(Lac-Megantic, Quebec, Canada – July 14, 2013)
As the Chief Executive Officer of the Rail World short and regional railroad conglomerate faced a public relations nightmare as he attempted to soothe relations with both government and the public in regard to the derailment of a Montreal, Maine & Atlantic Railway freight train loaded with North Dakota oil headed for a New Brunswick refinery that derailed and incinerated the picturesque Quebec tourist and lake country community of Lac-Megantic, QU, early last Saturday, where the death toll is now 50, investigative journalists back in the USA were uncovering records of massive derailments on American rail properties he oversaw prior to his current corporate administration.
Rail World CEO Ed Burkhardt finally got to the site of the horrible tragedy, where part of a 73-car, five-locomotive freight train, supposedly secured for the night at the community of Nantes, QU, seven miles uphill from Lac-Megantic, somehow became uncoupled from the rest of the train and rolled downhill, where many of the cars filled with crude oil derailed and at least five exploded, plunging the community of 6,000’s entertainment district into an inferno, killing at least 50 people at the popular attraction’s peak time of activity, Wednesday, after coordinating initial recovery efforts from Rail World’s suburban Chicago headquarters. Authorities fear many of the victims’ bodies will never be recovered or positively identified due to the intensity of what became a funeral pyre.

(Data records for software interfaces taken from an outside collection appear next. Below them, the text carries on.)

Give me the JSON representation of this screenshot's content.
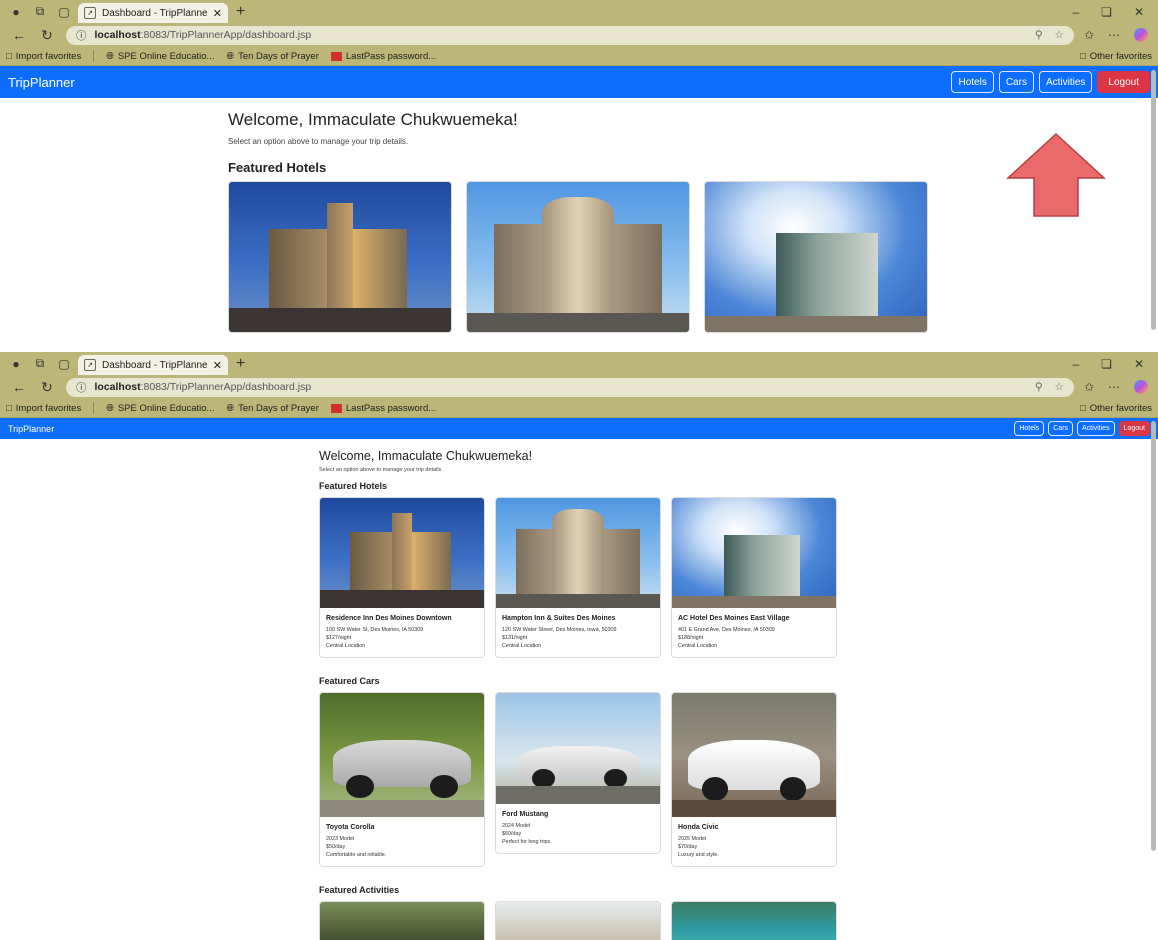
{
  "browser": {
    "tab_title": "Dashboard - TripPlanner",
    "url_host": "localhost",
    "url_path": ":8083/TripPlannerApp/dashboard.jsp",
    "favorites": [
      "Import favorites",
      "SPE Online Educatio...",
      "Ten Days of Prayer",
      "LastPass password..."
    ],
    "other_favorites": "Other favorites"
  },
  "app": {
    "brand": "TripPlanner",
    "nav": {
      "hotels": "Hotels",
      "cars": "Cars",
      "activities": "Activities",
      "logout": "Logout"
    },
    "welcome": "Welcome, Immaculate Chukwuemeka!",
    "subtitle": "Select an option above to manage your trip details.",
    "sections": {
      "hotels": "Featured Hotels",
      "cars": "Featured Cars",
      "activities": "Featured Activities"
    },
    "hotels": [
      {
        "name": "Residence Inn Des Moines Downtown",
        "address": "100 SW Water St, Des Moines, IA 50309",
        "price": "$127/night",
        "feature": "Central Location"
      },
      {
        "name": "Hampton Inn & Suites Des Moines",
        "address": "120 SW Water Street, Des Moines, Iowa, 50309",
        "price": "$131/night",
        "feature": "Central Location"
      },
      {
        "name": "AC Hotel Des Moines East Village",
        "address": "401 E Grand Ave, Des Moines, IA 50309",
        "price": "$188/night",
        "feature": "Central Location"
      }
    ],
    "cars": [
      {
        "name": "Toyota Corolla",
        "model": "2023 Model",
        "price": "$50/day",
        "desc": "Comfortable and reliable."
      },
      {
        "name": "Ford Mustang",
        "model": "2024 Model",
        "price": "$60/day",
        "desc": "Perfect for long trips."
      },
      {
        "name": "Honda Civic",
        "model": "2025 Model",
        "price": "$70/day",
        "desc": "Luxury and style."
      }
    ]
  },
  "colors": {
    "navbar": "#0d6efd",
    "logout": "#dc3545",
    "chrome": "#bdb679",
    "annotation_arrow": "#e86a6a"
  }
}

According to CNN, Burkhardt was laying blame either at the feet of his lone employee on the train, the locomotive engineer (MM&A RY trains obviously operate with but a single employee on board, doing the jobs that once required a crew of six), who said he had set 11 hand brakes to secure the train before he retired to a local hotel for the night, or with the volunteer fire department in Nantes, where, although the local fire chief confirmed that his firefighters had responded to and extinguished a fire reported before midnight Friday in one of the idling locomotives, denied that his forces had shut down the quintet of locomotives which were maintaining air brake pressure to further secure the unmanned, idling train.
As Burkhardt cast doubt upon the actions of his engineer, whom he said “had a completely clear safety record up until Saturday,” the crowd of residents, many of whom had lost friends, relatives and property in the accident, were deriding him with insults and accusations. “They should put that guy in prison,” charged Pierre L’Heureux, who told CNN he knew at least half of the dead or still missing. “He’s a murderer!”
Quebec police spokesperson Benoit Richard affirmed on Wednesday that “We are no longer treating this as just an accident,” but rather, in the words of Quebec Provincial Police Captain Michel Forget, a “criminal act.” But Forget also cautioned speculators against assessing blame until the investigation reveals exactly what occurred.
And as the CEO sought a scapegoat in the locomotive engineer, saying that he had been suspended without pay and faced a criminal investigation by Canadian law enforcement authorities, someone was failing to do the math on the train’s consist and the engineer’s claims. According to CNN researchers, the five locomotives and nine cars directly behind them – a total of 14 rail units, which would allegedly have had 11 hand brakes set thereupon, had the remaining portion of the train break away from its coupling to the other 14 allegedly secured units.
Meanwhile, the damages resultant from the accident were beginning to surface. “We think we have plenty of responsibility,” admitted Burkhardt, but questioned whether the MM&A or Rail World bore “total responsibility” or not, saying much is “yet to be determined.”
But in Wisconsin, where Burkhardt had been the boss of the Wisconsin Central Railroad from 1987 until his removal in a corporate power struggle in 1999, the Milwaukee Journal-Sentinel was digging into its own news records in regard to a few incidents that occurred on the WC during Burkhardt’s tenure there.
In 1996, Burkhardt’s Wisconsin Central had suffered a massive derailment of rail cars loaded with liquefied petroleum gas (LPG) in the Wisconsin community of Weyauwega, setting off explosions and fires that burned for two weeks and forcing the evacuation of 3,000 residents. The accident, which the National Transportation Safety Board charged was caused by a broken switch, resultant from improper track maintenance, cost the WC and its insurers $26 million in damages.
And in 1997, a WC derailment near a Fon du Lac factory resulted in the deaths of two people. There were no deaths suffered in the 1996 incident.
Returning to the catastrophe in Canada, news reports said that Quebec Premier Pauline Marois promised the provincial government would provide $25 million in immediate emergency assistance to residents and businesses in Lac-Megantic, and would follow that up with an identical second sum to assist with reconstruction efforts as the town rebuilds into the tourist attraction it had been prior to the tragedy. Lac-Megantic Mayor Collette Roy-Laroche noted that the community accommodates 300,000 visitors during the May-to-October peak tourism season.